Gibson Dunn sees itself as more than just a West Coast US firm. But it must convince everyone else of its global aspirations

Gibson Dunn & Crutcher

has an image problem. Which is tough when you’re from California. Despite years of investment, developing international client coverage, notably from New York, Gibson Dunn is arguably yet to break free of its West Coast roots.

The firm’s latest attempt was announced this month, when it revealed that it would be opening in Dubai before the end of the year.

I went to see Gibson Dunn’s New York co-chair Steve Shoemate and asked him about Dubai. His response was to claim that the launch fitted with Gibson’s position as a “global law firm”.

Now call me a pedant, but isn’t it stretching it a bit to call Gibson Dunn a global firm when 793 of its 884 lawyers (as of 30 September this year) are based in the US? And when it has no office in Asia? In fact, its only international offices are in the tried-and-tested locales of London, Brussels, Paris and Munich, after the firm dramatically wound back its international operations in the late 1990s, pulling out of China and Riyadh.

But despite such obvious contradictions, Shoemate stands firm. He argues that Gibson Dunn has been working globally, and particularly in Dubai, for years, albeit without a presence there. Recently, however, he says the “momentum” in the region had led it to rethink its strategy regarding overseas offices.

“We’ve been active in Dubai for years without having to hang the shingle,” argues Shoemate. “People got on planes. We’ve been able to service clients in jurisdictions where we don’t have an office, such as Moscow. But if there’s sufficient momentum, it makes sense to have a more permanent presence.”

The Dubai move is of itself interesting in the context of Gibson Dunn’s international aspirations. But the launch also points to a wider question: that of the identity, culture and success of the firm itself. It raises the question of whether Gibson Dunn is now ready to re-embrace international expansion in a meaningful sense.

Targeting Dubai

Gibson Dunn managing partner Ken Doran is delighted about the firm’s move to solidify its ties with one of its longest-standing overseas markets.

“It increasingly made sense for us to be in Dubai to help us grow our market share,” he says. “We have been fortunate in that we’ve continued to capture work out of the region, particularly for private equity clients across a range of sectors, and that will continue. But having a foot in the door will help.”
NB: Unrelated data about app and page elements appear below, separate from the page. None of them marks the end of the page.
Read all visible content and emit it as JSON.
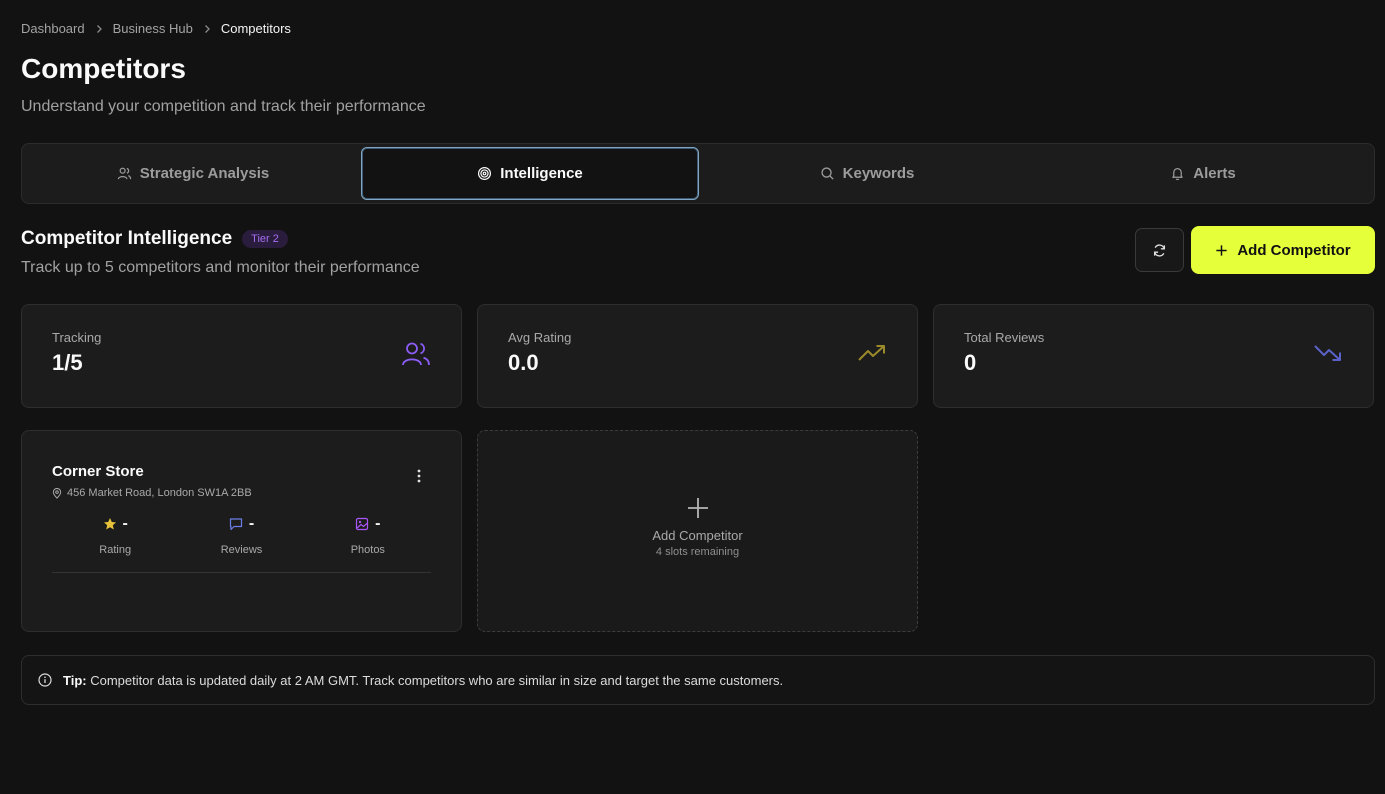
{
  "breadcrumb": {
    "items": [
      "Dashboard",
      "Business Hub",
      "Competitors"
    ]
  },
  "header": {
    "title": "Competitors",
    "subtitle": "Understand your competition and track their performance"
  },
  "tabs": [
    {
      "label": "Strategic Analysis",
      "icon": "users-icon",
      "active": false
    },
    {
      "label": "Intelligence",
      "icon": "target-icon",
      "active": true
    },
    {
      "label": "Keywords",
      "icon": "search-icon",
      "active": false
    },
    {
      "label": "Alerts",
      "icon": "bell-icon",
      "active": false
    }
  ],
  "section": {
    "title": "Competitor Intelligence",
    "tier": "Tier 2",
    "subtitle": "Track up to 5 competitors and monitor their performance",
    "add_button": "Add Competitor"
  },
  "stats": [
    {
      "label": "Tracking",
      "value": "1/5",
      "icon": "users-icon",
      "color": "#8b5cf6"
    },
    {
      "label": "Avg Rating",
      "value": "0.0",
      "icon": "trending-up-icon",
      "color": "#9a8a2a"
    },
    {
      "label": "Total Reviews",
      "value": "0",
      "icon": "trending-down-icon",
      "color": "#5a62c8"
    }
  ],
  "competitor": {
    "name": "Corner Store",
    "address": "456 Market Road, London SW1A 2BB",
    "metrics": [
      {
        "value": "-",
        "label": "Rating",
        "icon": "star-icon",
        "color": "#e8c23a"
      },
      {
        "value": "-",
        "label": "Reviews",
        "icon": "message-icon",
        "color": "#6b7ee8"
      },
      {
        "value": "-",
        "label": "Photos",
        "icon": "image-icon",
        "color": "#a855f7"
      }
    ]
  },
  "add_card": {
    "title": "Add Competitor",
    "slots": "4 slots remaining"
  },
  "tip": {
    "prefix": "Tip:",
    "text": " Competitor data is updated daily at 2 AM GMT. Track competitors who are similar in size and target the same customers."
  }
}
But as Doran rightly points out, this is an about-turn for the firm that shut down its last Middle Eastern office, in Riyadh, in 1998.

As first reported on www.thelawyer. com (3 October), Gibson Dunn will open its office in the Dubai International Finance Centre later this year. The firm’s longstanding relationship with Investcorp, which was instrumental in the opening of its London office, was also one of the key drivers behind its move to Dubai.

Washington DC partner Peter Baumbusch will relocate to Dubai to oversee the operation, while London partners Paul Harter and Tony Bonanno are also expected to spend time out in Dubai.

Gibson Dunn’s involvement in Borse Dubai’s acquisition of a 20 per cent share in the Nasdaq Stock Market earlier this year was evidence of the kind of momentum Shoemate is referring to.

It was a deal that justified opening the office, although the plans had been laid long before. Gibson Dunn is the kind of ultra-conservative firm that likes to take its time.

“Gibson Dunn is a very thoughtful firm,” says Jon Lindsey, New York managing partner of recruitment consultant Major Lindsey & Africa. “It has had a strong Middle East practice for a long time but it has clearly only concluded recently that it had the right mix of client demand in the region to justify opening a new office there. It’s not done lightly.”

Changing perceptions

But Dubai is not the only thing Gibson Dunn’s senior partners are thought to be taking a hard look at. Like it or not, the firm is still seen as a California-based operation both externally and, according to sources, internally. The latter fact is believed to be creating significant tension within the firm, where just less than half its US lawyers are still based in California.

“The firm’s offices outside California continued to be viewed as satellites rather than independent revenue-generators,” a source claims.

While according to Bruce MacEwen, the lawyer behind the well-known legal blog ‘Adam Smith, Esq’: “Gibson Dunn is still not perceived as a serious M&A player in New York, despite the years they’ve invested in building a presence here.”

Doran dismisses these allegations as either out of date or plain inaccurate. He describes the firm’s Californian roots as “historical fact and [a] source of pride”, but not a source of tension in any respect.

“Gibson Dunn is an international firm, widely recognised for its outstanding litigation and transactional practices,” adds Doran.

“While we started in California, growth in our offices on the East Coast and in Europe has outpaced the firm as a whole. All of our offices are strong contributors to the firm.”

Gibson Dunn is clearly in an expansionist mood and its soon-to-be-launched outpost in Dubai has the track record to be a success. But a leading ‘global’ firm? The jury’s still out.